At work consider altering your start and finish times to accommodate fatigue levels at specific periods in the day. If you are more tired in the mornings, you could work in the evening and vice versa.
Arrange to be home from work on 1-2 days per week to save the energy of having to wake up early and make your way into the office. Ensure that your workstation is set up conveniently and comfortably as poor posture and work practices can increase fatigue levels significantly.
Stress and Trauma
Having the Long Covid for months can have a strong impact on your mental health. Many people lost their jobs or cannot do simple tasks due to their symptoms. After a while, it can cause trauma and hyper stress.

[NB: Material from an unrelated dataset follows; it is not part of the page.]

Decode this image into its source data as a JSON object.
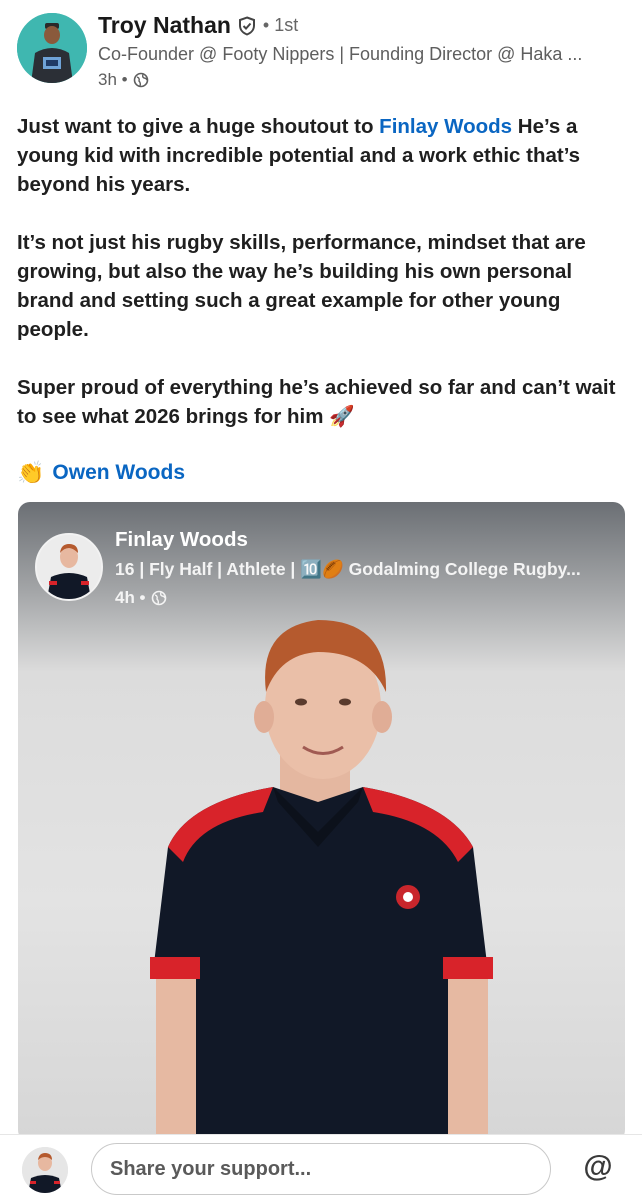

The stress of a traumatic or otherwise negative event may have the effect of “pushing” a person out of their window of tolerance. ... As a result of their experiences, they may come to believe the world is unsafe and may operate with a window of tolerance that has become more narrow or inflexible as a result.
How can trauma affect you?
Initial reactions to trauma can include exhaustion, confusion, sadness, anxiety, agitation, numbness, dissociation, confusion, physical arousal, and blunted affect. Most responses are normal in that they affect most survivors and are socially acceptable, psychologically effective, and self-limited.
How do you get to a state of hyper-arousal?
There are healthy alternatives to addictions or other destructive ways of coping that can help you to return to your window of tolerance.
- 1. Breath work and grounding. Bring yourself into the present moment by taking a few deep breaths.
- 2. Check your thoughts.
- 3. Self-care.
- 4. Connection with loved ones.
Below is a more visual description of the different state of trauma.
Self-Manage your digestion system by implementing better nutrition intake
- Meats/fatty fish: salmon, sardines, herring, mackerel, anchovies, lean chicken, turkey.
- Leafy greens/ cruciferous vegetables: kale, spinach, swiss chard, arugula, collard greens, dandelion, broccoli, cauliflower, cabbage, garden cress, bok choy, Brussels sprouts.
- Fruits: pineapple, strawberries, blueberries, blackberries, apples, oranges, cherries peaches, lemons, nectarines, grapefruit, red grapes, plums, pomegranates, pears.
- Vegetables/legumes: tomatoes, asparagus, carrots, beets, black beans. lentils, chickpeas, sweet potatoes, butternut squash, onion, avocado, celery, cucumber, turnip, mushrooms, zucchini, olives (olive oil) .
- Nuts and seeds: walnuts, almonds, macadamia nuts, brazil nuts, cashews, pumpkin seeds, flax seeds, sesame seeds, sunflower seeds, psyllium seeds and chia seeds.
- Whole grains: brown rice, quinoa, buckwheat, oats, amaranth, millet.
- Spices: ginger, turmeric, cinnamon, garlic, cayenne, black pepper, clove, rosemary.
Foods to eat:
- Refined sugar/carbohydrates: high-fructose corn syrup, candy, white flour (bread, pasta, pastries, cookies, cakes), soft drinks.
- Processed meats: sausage, bacon, ham, smoked meat, beef jerky.
- Unhealthy fats: dairy, red meat, margarines, peanuts, fried foods, vegetable oils (except avocado oil for cooking and olive oil for salads).
- Any artificial sweeteners: aspartame, sucralose, saccharin, acesulfame, processed or packaged foods.
- Alcohol: except a glass of organic red wine-rarely.
- Caffeine: decrease to 1 cup of black coffee per day.
Foods to avoid:
First Choice To Help With The Covid Long Syndrome
Enough information for you? The Long Covid syndrome is obviously very new to people and to the medical world but with an integrated care approach, most symptoms can be reduced and managed accordingly.
In order to get optimal results, I strongly recommend contacting registered and trained health professionals that has already such program in place. At Pillars of Wellness, we have been treating COVID Long Haulers for a year now and provide webinar series to help people self-manage their symptoms while providing some educational resources on the subject.
Feel free to contact us at email@example.com. We are located at 100 Plains Road West, Burlington, Ontario. Our phone number is 905-637-4000.